> Work instruction: What is the number of lines in these records with "Email" in them? Answer with that number only.

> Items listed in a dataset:
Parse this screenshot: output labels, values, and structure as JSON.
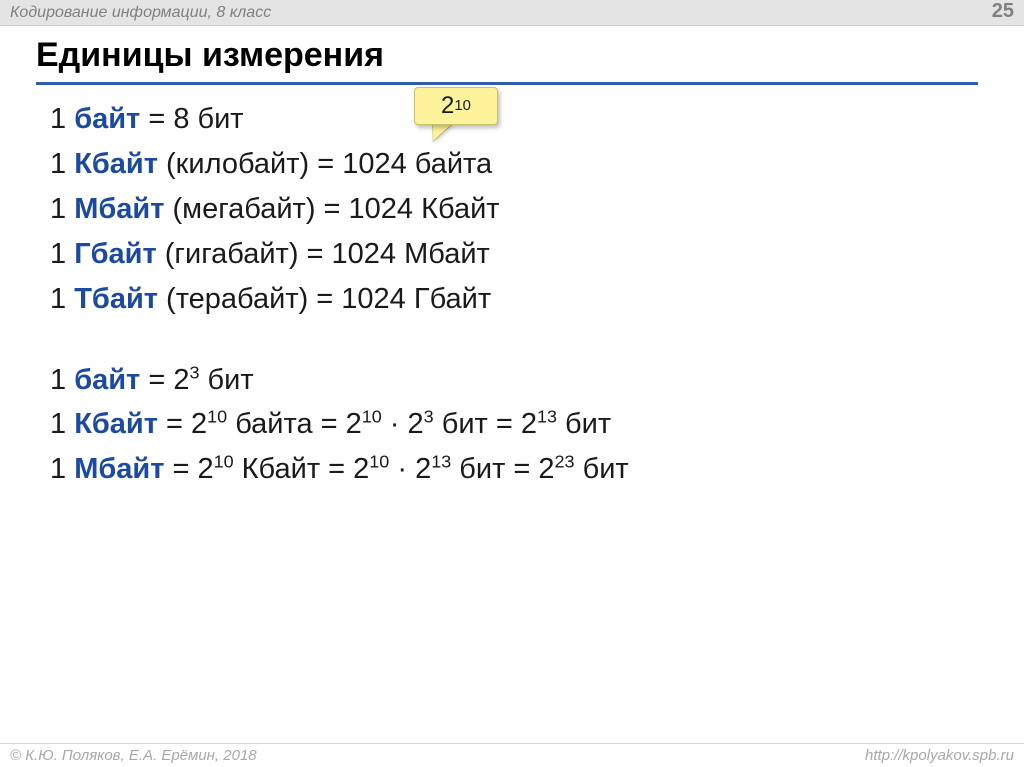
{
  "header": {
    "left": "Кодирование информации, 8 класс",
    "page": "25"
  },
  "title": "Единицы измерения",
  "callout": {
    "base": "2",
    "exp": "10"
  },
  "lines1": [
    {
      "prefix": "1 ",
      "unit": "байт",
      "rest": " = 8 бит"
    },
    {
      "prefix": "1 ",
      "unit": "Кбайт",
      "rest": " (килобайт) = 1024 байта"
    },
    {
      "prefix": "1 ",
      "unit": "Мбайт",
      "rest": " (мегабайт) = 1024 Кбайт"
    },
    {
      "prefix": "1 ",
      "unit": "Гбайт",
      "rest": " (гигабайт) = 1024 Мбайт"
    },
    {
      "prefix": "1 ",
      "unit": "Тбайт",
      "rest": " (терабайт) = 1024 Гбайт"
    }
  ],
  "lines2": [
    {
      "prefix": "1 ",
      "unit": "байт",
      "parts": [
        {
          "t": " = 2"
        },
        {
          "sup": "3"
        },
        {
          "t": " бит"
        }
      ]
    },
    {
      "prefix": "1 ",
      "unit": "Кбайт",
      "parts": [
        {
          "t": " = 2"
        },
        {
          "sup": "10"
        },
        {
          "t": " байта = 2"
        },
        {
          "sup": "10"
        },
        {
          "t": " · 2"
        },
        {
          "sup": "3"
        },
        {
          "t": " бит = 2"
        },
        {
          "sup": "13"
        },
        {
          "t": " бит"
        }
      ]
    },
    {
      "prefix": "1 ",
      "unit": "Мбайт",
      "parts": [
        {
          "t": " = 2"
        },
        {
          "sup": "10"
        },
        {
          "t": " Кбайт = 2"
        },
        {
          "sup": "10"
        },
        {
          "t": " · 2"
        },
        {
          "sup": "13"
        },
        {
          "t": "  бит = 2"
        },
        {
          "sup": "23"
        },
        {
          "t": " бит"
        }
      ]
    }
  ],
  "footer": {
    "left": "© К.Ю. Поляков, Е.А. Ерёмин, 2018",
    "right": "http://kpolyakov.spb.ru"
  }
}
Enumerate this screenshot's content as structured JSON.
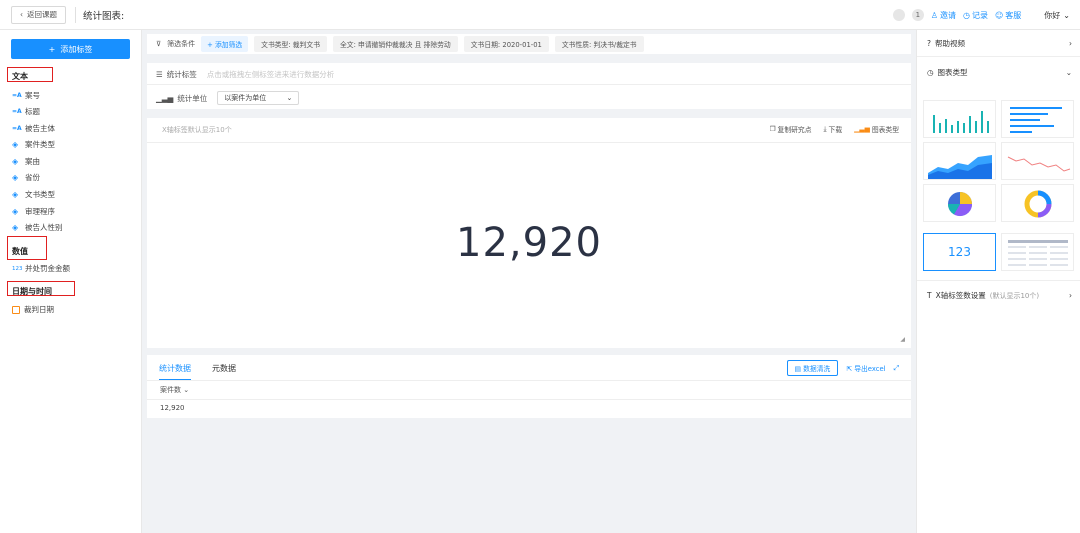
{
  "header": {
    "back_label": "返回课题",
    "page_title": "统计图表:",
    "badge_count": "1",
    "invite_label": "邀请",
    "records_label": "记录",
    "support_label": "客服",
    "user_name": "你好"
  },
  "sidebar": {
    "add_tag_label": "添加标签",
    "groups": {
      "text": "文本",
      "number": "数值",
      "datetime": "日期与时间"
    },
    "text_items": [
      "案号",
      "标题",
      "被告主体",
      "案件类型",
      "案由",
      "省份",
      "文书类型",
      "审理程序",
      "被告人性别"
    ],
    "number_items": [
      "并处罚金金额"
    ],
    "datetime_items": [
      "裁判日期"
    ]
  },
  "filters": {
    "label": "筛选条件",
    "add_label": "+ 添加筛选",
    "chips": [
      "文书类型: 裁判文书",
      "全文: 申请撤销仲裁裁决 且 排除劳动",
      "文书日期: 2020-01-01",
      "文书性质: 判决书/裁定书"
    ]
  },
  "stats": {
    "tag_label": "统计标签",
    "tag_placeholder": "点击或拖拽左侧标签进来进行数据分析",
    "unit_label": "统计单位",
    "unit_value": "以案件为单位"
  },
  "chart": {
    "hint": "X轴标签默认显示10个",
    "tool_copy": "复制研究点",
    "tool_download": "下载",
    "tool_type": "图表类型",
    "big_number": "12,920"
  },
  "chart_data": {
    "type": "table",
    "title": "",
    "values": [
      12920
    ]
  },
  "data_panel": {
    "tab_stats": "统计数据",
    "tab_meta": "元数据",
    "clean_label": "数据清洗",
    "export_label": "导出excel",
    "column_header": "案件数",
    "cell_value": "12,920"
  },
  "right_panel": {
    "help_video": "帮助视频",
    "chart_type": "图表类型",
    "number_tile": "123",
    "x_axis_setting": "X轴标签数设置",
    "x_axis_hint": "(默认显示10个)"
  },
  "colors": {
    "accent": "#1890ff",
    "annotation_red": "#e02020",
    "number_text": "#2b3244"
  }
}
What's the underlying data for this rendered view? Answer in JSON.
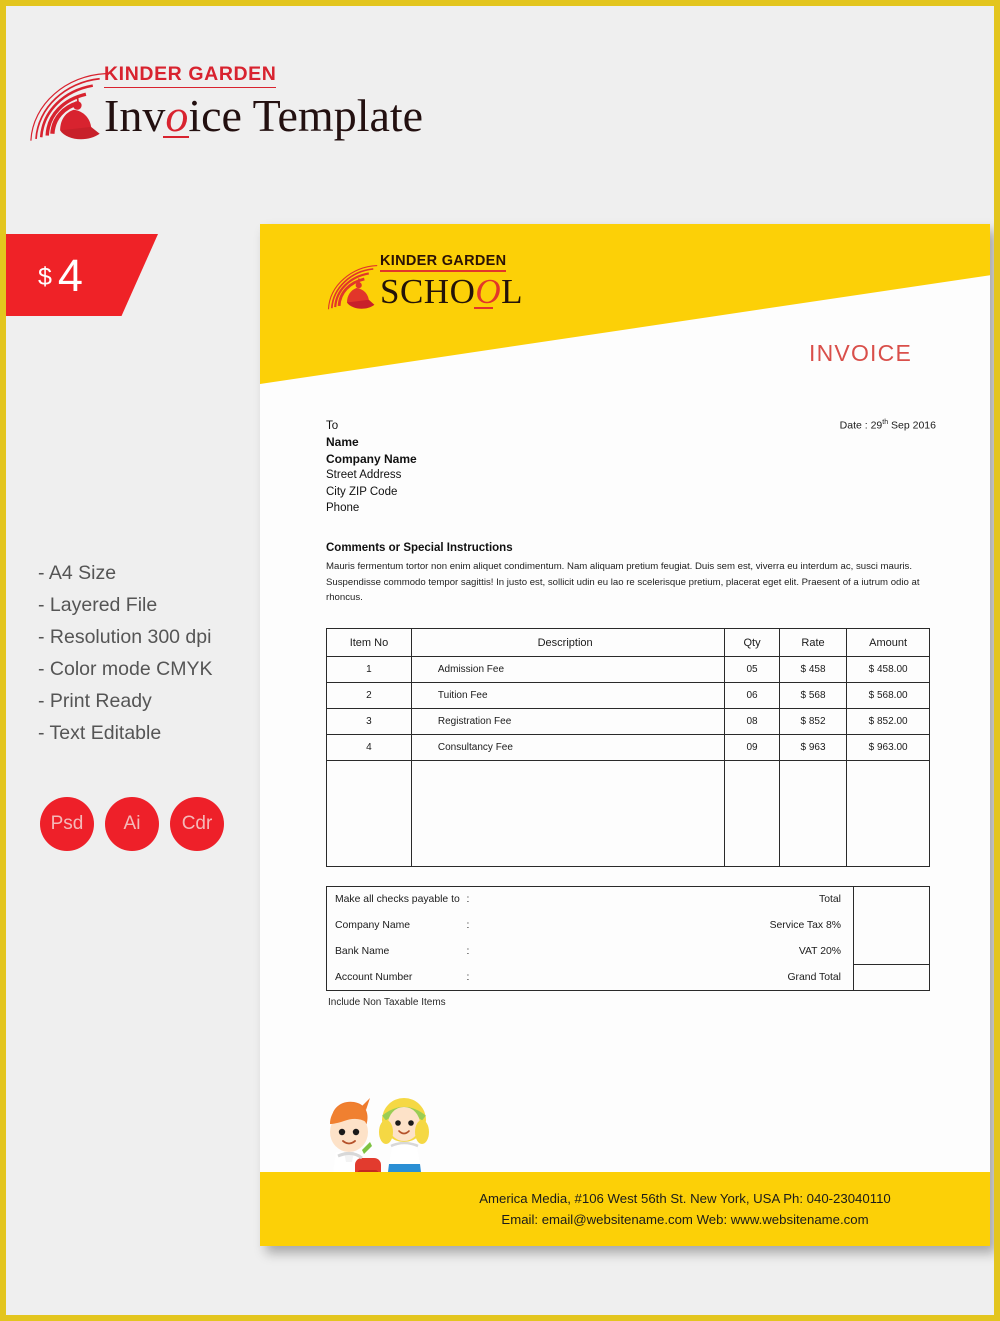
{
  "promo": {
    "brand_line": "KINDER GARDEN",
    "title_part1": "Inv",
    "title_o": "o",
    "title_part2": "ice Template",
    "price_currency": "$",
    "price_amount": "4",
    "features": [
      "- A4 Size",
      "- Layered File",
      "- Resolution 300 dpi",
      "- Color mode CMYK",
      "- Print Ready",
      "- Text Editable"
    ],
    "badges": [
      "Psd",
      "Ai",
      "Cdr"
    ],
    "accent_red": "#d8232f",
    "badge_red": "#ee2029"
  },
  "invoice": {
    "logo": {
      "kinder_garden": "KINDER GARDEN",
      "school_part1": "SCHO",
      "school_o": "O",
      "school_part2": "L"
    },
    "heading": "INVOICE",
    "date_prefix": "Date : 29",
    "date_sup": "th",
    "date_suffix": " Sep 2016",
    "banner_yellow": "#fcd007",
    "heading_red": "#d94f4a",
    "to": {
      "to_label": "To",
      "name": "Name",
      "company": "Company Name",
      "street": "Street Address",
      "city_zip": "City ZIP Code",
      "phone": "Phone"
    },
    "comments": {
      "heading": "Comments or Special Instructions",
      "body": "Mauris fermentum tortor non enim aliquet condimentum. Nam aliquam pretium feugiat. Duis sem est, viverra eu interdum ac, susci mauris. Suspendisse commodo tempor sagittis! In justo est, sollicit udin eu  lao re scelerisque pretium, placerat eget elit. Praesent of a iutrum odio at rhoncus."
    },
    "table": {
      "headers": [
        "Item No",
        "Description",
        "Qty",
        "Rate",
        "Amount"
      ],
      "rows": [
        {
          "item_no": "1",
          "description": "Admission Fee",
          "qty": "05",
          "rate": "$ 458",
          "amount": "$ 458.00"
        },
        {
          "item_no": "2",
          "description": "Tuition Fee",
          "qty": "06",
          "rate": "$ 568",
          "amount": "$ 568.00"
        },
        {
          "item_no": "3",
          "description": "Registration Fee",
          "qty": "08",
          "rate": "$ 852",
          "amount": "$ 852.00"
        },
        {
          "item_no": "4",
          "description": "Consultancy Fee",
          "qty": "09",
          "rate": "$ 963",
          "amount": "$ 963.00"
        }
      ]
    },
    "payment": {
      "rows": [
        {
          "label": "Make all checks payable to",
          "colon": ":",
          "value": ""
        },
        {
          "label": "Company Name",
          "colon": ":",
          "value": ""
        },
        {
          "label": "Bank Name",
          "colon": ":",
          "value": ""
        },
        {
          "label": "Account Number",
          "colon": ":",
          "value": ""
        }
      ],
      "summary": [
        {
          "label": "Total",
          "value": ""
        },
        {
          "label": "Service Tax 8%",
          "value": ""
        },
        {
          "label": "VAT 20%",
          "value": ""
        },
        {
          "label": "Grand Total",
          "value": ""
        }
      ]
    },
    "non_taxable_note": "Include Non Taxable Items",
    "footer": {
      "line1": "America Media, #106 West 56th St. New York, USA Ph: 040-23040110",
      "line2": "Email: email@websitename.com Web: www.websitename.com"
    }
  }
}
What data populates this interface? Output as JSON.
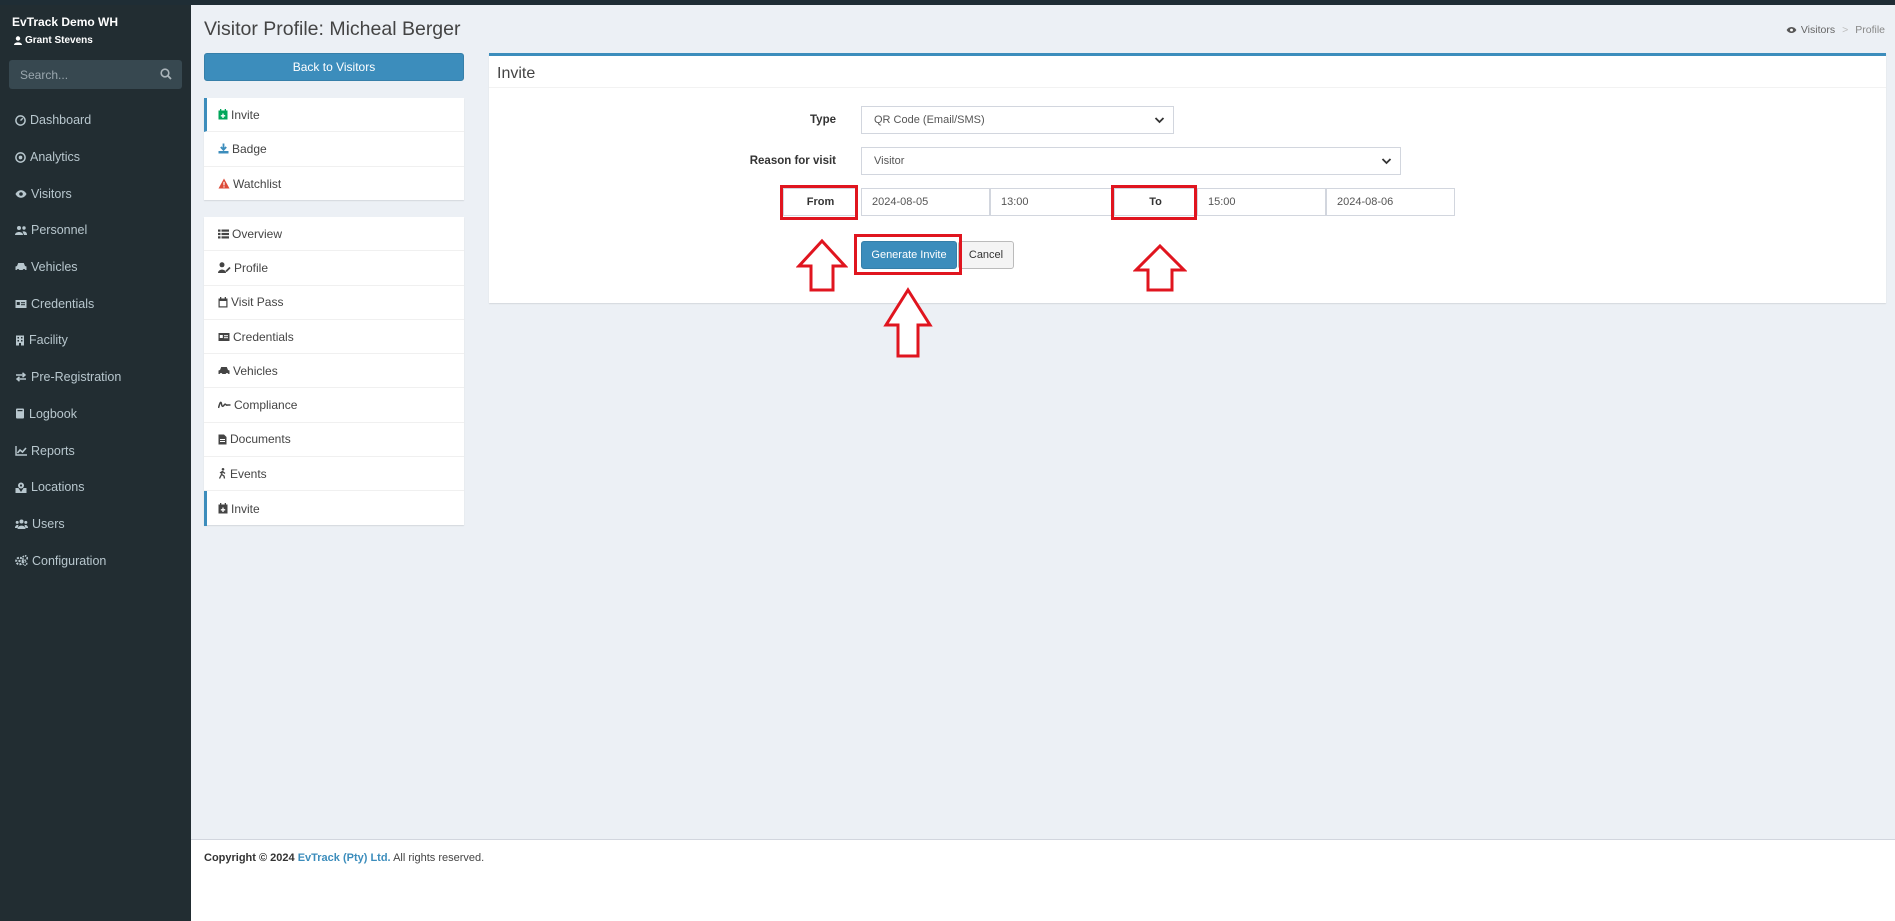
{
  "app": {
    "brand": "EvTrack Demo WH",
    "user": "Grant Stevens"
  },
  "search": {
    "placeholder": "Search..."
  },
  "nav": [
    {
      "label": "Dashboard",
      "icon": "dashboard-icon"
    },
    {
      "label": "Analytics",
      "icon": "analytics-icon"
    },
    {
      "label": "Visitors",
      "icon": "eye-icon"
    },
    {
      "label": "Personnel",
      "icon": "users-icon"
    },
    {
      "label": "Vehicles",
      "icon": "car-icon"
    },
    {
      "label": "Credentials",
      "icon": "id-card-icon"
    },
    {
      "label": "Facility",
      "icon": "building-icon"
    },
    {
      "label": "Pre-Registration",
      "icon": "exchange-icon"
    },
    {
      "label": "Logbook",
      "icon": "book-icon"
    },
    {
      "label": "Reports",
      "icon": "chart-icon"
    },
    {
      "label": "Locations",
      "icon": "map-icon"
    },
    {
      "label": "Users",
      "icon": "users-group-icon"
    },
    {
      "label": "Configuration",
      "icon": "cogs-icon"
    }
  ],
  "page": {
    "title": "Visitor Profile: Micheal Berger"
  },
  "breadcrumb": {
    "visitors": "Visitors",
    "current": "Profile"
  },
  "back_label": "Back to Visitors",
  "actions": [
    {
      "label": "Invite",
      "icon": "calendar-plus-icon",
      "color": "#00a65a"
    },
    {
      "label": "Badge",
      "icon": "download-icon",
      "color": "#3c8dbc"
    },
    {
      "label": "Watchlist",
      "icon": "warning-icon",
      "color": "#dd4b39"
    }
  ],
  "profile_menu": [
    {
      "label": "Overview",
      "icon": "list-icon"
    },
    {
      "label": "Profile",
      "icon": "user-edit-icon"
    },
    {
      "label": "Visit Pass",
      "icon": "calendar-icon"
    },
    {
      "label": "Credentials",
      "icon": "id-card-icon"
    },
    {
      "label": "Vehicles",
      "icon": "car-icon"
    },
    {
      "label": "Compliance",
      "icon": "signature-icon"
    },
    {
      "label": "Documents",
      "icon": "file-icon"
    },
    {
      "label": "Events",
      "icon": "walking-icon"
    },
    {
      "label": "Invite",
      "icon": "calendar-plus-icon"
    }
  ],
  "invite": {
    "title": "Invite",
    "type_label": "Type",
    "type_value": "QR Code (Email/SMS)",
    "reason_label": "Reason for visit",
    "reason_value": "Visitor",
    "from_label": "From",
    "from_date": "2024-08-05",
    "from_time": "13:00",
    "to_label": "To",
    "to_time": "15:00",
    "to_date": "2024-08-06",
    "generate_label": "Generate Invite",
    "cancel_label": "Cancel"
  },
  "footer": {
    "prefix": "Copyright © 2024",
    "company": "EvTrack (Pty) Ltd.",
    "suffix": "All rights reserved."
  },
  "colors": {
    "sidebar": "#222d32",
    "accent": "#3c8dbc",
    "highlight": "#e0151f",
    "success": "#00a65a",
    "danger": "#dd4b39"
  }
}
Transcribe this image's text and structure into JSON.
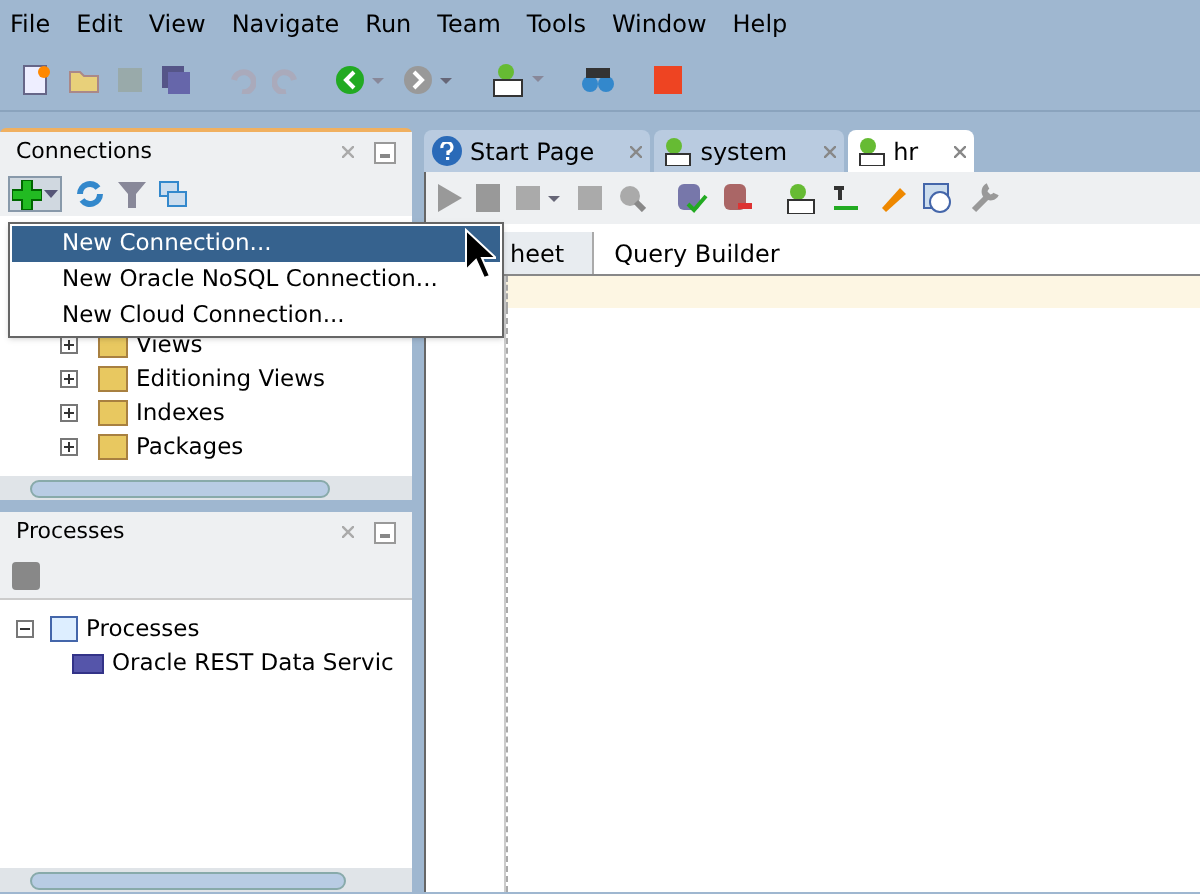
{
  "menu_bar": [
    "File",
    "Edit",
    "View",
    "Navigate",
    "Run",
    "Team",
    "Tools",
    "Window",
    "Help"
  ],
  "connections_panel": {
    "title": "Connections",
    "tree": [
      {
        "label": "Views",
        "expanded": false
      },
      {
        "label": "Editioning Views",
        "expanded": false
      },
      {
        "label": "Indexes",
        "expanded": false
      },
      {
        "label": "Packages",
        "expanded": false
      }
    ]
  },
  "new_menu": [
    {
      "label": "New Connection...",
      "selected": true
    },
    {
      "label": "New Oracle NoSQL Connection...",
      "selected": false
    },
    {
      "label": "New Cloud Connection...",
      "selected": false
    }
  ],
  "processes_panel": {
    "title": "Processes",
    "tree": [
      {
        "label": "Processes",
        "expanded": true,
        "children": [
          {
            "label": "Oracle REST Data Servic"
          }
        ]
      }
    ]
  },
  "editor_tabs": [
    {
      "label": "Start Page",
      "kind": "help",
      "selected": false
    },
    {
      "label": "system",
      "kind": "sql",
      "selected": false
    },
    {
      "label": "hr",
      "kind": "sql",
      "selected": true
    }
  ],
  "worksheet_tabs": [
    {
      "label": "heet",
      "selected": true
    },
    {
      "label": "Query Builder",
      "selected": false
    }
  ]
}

> Response below: 2